Maude Delap (1866 - 1953)
Most people have had an encounter with a jellyfish, while out for a walk along the beach or swimming in the sea. Surprisingly, jellyfish are extremely resilient creatures.
They have no bones, so jellyfish fossils are rare, but some do exist as impressions. Did you know that jellyfish have been on Earth for over 500 million years? In other words, these blobs of jelly existed long before, during and after the giant dinosaurs that roamed the planet.
Jellyfish don’t need organs like we have, such as a brain, stomach, or lungs. Although they are simple, they do have their own unique features. Their infamous stinging cells or nematocysts are an adaptation on their tentacles to help them catch prey. True jellyfish or, scyphozoa, are large bell-shaped animals that can reach a width of 1.8 metres in diameter.
Ireland regularly records six types of true jellyfish around the coast, including the moon jellyfish, compass jellyfish, barrel jellyfish, mauve stinger, blue jellyfish and the Lion’s mane. With warming oceans, it’s likely that jellyfish are here to stay, as they are one of the species adapting to human-influenced climate change. The warmer water gives a boost to developing ‘baby’ jellyfish, resulting in large numbers or blooms.
At the National Museum of Ireland – Natural History, we have jellyfish displayed in the Irish Room on the ground floor. Since jellyfish are mostly made up of water there is no such things as jellyfish taxidermy. In museums, jellyfish are preserved as ‘Wet Collections’ in jars of liquid spirit. This spirit mixture makes them resilient from decay and means they can be used in on-going important scientific research.

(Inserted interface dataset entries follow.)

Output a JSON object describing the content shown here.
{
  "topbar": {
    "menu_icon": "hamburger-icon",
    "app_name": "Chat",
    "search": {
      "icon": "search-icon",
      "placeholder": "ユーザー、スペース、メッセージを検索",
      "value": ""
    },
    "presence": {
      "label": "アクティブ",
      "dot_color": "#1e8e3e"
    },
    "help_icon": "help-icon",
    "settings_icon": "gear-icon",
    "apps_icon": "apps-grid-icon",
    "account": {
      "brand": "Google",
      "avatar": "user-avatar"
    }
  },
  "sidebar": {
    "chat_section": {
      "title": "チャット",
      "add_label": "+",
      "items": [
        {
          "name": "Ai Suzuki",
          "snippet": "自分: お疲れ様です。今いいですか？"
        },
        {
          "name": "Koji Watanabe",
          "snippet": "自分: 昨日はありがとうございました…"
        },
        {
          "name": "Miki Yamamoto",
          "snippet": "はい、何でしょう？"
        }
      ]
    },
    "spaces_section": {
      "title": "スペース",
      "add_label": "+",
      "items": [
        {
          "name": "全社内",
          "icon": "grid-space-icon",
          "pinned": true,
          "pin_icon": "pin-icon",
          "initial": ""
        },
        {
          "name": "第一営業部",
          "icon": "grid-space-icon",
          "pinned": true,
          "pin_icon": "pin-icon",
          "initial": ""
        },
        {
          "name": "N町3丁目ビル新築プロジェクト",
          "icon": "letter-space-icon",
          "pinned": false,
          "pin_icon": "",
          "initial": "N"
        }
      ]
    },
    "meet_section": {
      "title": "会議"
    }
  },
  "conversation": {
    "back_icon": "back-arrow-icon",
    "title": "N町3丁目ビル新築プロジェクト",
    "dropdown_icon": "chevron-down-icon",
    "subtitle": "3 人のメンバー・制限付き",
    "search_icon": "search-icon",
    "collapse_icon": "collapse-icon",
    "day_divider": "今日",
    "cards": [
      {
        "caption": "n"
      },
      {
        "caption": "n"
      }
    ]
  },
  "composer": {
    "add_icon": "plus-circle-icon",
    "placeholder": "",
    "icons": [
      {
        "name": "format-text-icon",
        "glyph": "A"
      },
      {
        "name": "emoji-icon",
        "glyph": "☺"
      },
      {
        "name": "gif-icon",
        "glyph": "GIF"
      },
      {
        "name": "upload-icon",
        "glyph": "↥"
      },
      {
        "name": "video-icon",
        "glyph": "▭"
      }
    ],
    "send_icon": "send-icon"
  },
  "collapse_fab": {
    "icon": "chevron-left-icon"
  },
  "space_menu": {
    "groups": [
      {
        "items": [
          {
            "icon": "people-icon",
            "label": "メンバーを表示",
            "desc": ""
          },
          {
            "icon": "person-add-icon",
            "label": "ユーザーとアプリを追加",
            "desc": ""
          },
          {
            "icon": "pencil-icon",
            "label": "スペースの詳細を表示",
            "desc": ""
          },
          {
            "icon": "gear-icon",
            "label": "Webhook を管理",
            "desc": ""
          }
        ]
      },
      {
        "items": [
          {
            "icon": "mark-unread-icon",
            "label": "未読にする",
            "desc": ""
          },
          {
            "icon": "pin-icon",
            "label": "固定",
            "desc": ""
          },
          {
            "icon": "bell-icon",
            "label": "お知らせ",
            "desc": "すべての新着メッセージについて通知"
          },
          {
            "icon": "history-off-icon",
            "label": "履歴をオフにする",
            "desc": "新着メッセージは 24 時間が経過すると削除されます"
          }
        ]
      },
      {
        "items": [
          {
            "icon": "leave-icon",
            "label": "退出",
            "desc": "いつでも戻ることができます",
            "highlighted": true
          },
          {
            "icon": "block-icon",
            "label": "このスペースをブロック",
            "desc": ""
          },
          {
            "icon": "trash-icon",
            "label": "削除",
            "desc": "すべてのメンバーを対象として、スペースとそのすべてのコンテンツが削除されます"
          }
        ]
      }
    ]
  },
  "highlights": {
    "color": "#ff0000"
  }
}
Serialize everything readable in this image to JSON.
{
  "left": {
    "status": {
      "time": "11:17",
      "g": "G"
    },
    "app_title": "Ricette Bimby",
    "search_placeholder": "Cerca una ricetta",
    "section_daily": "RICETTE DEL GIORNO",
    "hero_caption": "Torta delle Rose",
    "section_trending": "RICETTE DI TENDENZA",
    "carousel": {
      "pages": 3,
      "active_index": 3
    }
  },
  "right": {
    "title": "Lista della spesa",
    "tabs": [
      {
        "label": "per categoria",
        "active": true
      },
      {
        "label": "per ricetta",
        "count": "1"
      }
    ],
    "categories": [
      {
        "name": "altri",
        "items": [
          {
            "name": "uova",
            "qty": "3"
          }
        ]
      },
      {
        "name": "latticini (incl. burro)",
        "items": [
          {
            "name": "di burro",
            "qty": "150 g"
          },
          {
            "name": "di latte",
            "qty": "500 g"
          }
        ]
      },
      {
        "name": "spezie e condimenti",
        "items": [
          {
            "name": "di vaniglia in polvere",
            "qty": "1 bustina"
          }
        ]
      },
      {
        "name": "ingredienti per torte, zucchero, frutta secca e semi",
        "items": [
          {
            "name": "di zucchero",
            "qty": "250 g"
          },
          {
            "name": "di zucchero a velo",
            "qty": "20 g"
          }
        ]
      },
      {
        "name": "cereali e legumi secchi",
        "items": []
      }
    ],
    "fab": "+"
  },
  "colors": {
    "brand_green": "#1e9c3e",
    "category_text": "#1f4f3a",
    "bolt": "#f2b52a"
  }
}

Another way of displaying jellyfish in a museum setting is with the use of models. The Museum holds over 500 unique glass models of sea creatures (image included) made in the late 1800’s by father and son team, Leopold and Rudolf Blaschka. One and a half centuries later and these fragile, yet resilient models showcase some of the world’s finest masterpieces in glasswork.
Maude Delap (1866 – 1953)
Maude Delap was an Irish woman and self-trained marine scientist. Based on Valencia Island, Co. Kerry, she spent her life working in her home laboratory, recording experiments on marine-life in home-made sea aquariums. As a woman she was not provided with a formal education but through personal resilience, she educated herself becoming the first person in the world to breed jellyfish in captivity and observe their complex lifecycles. Maude, was one of many scientists that donated animals to the Museum’s scientific collection of over 2 million specimens.